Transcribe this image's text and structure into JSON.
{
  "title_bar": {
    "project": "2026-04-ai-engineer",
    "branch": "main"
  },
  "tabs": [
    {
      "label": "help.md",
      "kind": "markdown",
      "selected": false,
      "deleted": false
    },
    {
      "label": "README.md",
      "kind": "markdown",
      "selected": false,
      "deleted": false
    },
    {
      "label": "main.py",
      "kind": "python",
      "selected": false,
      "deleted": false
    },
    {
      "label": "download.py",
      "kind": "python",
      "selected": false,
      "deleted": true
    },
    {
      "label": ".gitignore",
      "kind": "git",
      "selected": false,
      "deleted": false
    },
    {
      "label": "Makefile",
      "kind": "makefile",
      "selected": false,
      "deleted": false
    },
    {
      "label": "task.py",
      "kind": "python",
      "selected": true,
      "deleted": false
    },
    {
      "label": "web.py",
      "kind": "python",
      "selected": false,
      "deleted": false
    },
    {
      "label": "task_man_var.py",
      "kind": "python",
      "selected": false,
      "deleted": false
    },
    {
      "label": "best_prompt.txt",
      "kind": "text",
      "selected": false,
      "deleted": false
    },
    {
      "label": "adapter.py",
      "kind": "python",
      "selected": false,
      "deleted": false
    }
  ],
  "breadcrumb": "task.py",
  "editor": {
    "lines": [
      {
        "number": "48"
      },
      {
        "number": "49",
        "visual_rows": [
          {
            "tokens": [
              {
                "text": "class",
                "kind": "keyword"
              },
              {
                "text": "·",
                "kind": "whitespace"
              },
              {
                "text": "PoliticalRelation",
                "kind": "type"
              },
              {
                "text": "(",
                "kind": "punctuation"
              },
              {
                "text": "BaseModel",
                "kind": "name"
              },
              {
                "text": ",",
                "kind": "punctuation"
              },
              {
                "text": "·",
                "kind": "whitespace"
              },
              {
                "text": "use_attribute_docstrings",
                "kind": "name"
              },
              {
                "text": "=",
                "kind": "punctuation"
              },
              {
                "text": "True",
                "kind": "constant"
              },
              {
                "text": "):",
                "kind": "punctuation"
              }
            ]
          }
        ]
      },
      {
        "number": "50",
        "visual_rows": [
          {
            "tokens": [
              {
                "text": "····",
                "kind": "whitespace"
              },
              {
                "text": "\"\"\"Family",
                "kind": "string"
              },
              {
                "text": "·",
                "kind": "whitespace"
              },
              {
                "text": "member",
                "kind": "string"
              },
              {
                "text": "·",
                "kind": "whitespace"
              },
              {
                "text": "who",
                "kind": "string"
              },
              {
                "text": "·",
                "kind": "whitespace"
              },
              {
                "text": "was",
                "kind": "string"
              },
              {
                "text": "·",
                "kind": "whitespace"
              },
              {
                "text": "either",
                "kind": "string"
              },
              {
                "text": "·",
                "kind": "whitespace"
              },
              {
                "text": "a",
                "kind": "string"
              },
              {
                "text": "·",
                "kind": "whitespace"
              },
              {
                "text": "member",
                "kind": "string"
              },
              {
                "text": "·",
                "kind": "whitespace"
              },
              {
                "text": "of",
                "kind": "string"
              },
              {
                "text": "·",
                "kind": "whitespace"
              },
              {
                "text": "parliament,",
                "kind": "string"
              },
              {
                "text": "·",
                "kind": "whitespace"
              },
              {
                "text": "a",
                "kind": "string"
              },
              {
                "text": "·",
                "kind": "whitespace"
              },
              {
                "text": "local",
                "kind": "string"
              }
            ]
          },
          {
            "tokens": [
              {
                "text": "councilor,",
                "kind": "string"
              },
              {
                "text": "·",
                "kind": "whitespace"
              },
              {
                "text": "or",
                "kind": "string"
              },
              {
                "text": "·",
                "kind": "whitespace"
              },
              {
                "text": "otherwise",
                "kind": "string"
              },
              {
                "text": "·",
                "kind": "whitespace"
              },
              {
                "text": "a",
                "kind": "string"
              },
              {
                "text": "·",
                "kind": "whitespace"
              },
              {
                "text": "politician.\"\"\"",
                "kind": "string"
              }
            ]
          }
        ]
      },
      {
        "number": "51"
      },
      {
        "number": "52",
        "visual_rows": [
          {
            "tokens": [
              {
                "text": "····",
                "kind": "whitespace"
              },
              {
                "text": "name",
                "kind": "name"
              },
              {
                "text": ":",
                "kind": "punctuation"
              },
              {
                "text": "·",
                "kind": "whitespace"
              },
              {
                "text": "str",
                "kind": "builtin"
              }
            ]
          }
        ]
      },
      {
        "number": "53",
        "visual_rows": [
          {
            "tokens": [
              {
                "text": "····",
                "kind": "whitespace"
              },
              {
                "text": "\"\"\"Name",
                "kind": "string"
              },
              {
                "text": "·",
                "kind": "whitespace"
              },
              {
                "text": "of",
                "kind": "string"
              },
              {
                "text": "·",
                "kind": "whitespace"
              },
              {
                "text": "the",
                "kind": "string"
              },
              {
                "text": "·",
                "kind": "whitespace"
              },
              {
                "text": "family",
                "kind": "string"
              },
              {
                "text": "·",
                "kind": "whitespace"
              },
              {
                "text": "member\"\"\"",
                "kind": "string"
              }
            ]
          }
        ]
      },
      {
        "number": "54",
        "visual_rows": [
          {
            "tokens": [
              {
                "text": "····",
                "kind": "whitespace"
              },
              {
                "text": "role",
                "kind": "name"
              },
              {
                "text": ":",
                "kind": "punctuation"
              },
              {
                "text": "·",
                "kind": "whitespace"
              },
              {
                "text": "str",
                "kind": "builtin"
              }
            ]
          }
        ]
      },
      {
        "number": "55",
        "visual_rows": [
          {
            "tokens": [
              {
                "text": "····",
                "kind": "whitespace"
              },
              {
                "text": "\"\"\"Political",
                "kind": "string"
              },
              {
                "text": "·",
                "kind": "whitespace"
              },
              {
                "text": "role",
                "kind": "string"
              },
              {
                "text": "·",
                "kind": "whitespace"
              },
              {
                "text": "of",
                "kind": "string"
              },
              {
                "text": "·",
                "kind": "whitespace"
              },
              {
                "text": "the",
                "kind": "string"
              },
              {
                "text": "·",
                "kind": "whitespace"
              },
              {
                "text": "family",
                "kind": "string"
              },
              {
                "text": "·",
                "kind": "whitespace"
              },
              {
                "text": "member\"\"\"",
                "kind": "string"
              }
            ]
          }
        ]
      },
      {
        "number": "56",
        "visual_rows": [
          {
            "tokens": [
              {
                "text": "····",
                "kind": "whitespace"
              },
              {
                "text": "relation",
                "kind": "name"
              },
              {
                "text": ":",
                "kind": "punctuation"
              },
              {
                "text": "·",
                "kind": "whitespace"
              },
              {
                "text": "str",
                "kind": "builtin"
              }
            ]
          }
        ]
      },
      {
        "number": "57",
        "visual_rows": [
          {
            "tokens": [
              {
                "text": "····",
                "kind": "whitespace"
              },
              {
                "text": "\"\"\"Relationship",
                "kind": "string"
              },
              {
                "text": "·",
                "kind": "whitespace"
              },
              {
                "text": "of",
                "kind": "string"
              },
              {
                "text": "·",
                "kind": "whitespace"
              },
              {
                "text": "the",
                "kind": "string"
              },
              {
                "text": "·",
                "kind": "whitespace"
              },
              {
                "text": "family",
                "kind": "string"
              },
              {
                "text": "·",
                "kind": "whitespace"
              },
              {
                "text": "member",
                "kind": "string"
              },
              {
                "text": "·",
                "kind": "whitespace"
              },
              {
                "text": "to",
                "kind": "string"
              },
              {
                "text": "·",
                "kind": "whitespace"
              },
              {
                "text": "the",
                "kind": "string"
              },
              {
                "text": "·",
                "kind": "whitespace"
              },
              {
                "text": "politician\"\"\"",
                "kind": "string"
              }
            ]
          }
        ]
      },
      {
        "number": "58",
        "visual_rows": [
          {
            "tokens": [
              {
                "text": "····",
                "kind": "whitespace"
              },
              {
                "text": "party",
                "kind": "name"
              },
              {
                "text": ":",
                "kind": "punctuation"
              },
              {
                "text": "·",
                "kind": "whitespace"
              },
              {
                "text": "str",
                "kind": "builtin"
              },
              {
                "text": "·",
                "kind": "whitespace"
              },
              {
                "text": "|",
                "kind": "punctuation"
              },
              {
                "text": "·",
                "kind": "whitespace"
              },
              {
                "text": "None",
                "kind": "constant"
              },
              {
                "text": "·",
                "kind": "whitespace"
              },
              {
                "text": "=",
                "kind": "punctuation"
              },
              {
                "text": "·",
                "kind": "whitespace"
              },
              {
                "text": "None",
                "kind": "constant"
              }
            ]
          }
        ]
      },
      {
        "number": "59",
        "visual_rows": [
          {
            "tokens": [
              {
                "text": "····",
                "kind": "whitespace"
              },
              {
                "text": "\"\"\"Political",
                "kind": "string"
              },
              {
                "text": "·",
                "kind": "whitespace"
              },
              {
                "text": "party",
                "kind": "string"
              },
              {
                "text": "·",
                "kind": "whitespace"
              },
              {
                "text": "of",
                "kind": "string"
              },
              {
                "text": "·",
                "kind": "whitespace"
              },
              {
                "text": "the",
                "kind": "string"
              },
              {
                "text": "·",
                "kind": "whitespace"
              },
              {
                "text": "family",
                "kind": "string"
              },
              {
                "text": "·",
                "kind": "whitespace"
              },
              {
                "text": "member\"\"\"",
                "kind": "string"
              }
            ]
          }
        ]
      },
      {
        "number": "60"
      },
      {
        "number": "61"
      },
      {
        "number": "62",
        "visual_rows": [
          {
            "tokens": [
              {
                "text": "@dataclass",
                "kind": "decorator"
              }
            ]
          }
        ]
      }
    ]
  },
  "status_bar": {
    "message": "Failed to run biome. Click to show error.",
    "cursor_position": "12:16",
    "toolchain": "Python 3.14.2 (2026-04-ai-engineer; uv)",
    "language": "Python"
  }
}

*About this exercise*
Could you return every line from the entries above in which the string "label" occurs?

*Result below*
      "label": "help.md",
      "label": "README.md",
      "label": "main.py",
      "label": "download.py",
      "label": ".gitignore",
      "label": "Makefile",
      "label": "task.py",
      "label": "web.py",
      "label": "task_man_var.py",
      "label": "best_prompt.txt",
      "label": "adapter.py",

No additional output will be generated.